◆ What you need to do:
Return the data below in full. Keep each character unchanged.

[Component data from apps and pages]
..........

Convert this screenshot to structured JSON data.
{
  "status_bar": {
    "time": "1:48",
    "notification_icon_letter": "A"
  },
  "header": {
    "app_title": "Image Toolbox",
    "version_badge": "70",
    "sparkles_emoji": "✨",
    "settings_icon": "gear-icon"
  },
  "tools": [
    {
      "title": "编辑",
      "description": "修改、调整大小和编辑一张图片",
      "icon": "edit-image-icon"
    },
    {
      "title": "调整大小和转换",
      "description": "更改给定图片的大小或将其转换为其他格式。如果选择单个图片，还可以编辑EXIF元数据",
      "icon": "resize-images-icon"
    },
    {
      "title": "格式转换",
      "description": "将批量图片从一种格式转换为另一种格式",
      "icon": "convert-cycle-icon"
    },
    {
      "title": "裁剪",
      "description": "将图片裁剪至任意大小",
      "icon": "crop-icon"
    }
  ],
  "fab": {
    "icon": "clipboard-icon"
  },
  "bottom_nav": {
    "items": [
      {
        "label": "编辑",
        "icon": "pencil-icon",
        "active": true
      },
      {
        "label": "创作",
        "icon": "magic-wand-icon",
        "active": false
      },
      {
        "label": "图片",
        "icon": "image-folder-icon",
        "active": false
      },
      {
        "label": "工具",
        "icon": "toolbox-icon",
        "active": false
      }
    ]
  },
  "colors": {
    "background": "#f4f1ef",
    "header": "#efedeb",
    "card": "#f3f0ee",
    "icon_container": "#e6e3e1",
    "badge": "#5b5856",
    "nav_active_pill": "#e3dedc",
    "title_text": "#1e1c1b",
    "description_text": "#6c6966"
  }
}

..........

◆ Answer box:
Convert this screenshot to structured JSON data.
{
  "status_bar": {
    "time": "1:48",
    "notification_icon_letter": "A"
  },
  "header": {
    "app_title": "Image Toolbox",
    "version_badge": "70",
    "sparkles_emoji": "✨",
    "settings_icon": "gear-icon"
  },
  "tools": [
    {
      "title": "编辑",
      "description": "修改、调整大小和编辑一张图片",
      "icon": "edit-image-icon"
    },
    {
      "title": "调整大小和转换",
      "description": "更改给定图片的大小或将其转换为其他格式。如果选择单个图片，还可以编辑EXIF元数据",
      "icon": "resize-images-icon"
    },
    {
      "title": "格式转换",
      "description": "将批量图片从一种格式转换为另一种格式",
      "icon": "convert-cycle-icon"
    },
    {
      "title": "裁剪",
      "description": "将图片裁剪至任意大小",
      "icon": "crop-icon"
    }
  ],
  "fab": {
    "icon": "clipboard-icon"
  },
  "bottom_nav": {
    "items": [
      {
        "label": "编辑",
        "icon": "pencil-icon",
        "active": true
      },
      {
        "label": "创作",
        "icon": "magic-wand-icon",
        "active": false
      },
      {
        "label": "图片",
        "icon": "image-folder-icon",
        "active": false
      },
      {
        "label": "工具",
        "icon": "toolbox-icon",
        "active": false
      }
    ]
  },
  "colors": {
    "background": "#f4f1ef",
    "header": "#efedeb",
    "card": "#f3f0ee",
    "icon_container": "#e6e3e1",
    "badge": "#5b5856",
    "nav_active_pill": "#e3dedc",
    "title_text": "#1e1c1b",
    "description_text": "#6c6966"
  }
}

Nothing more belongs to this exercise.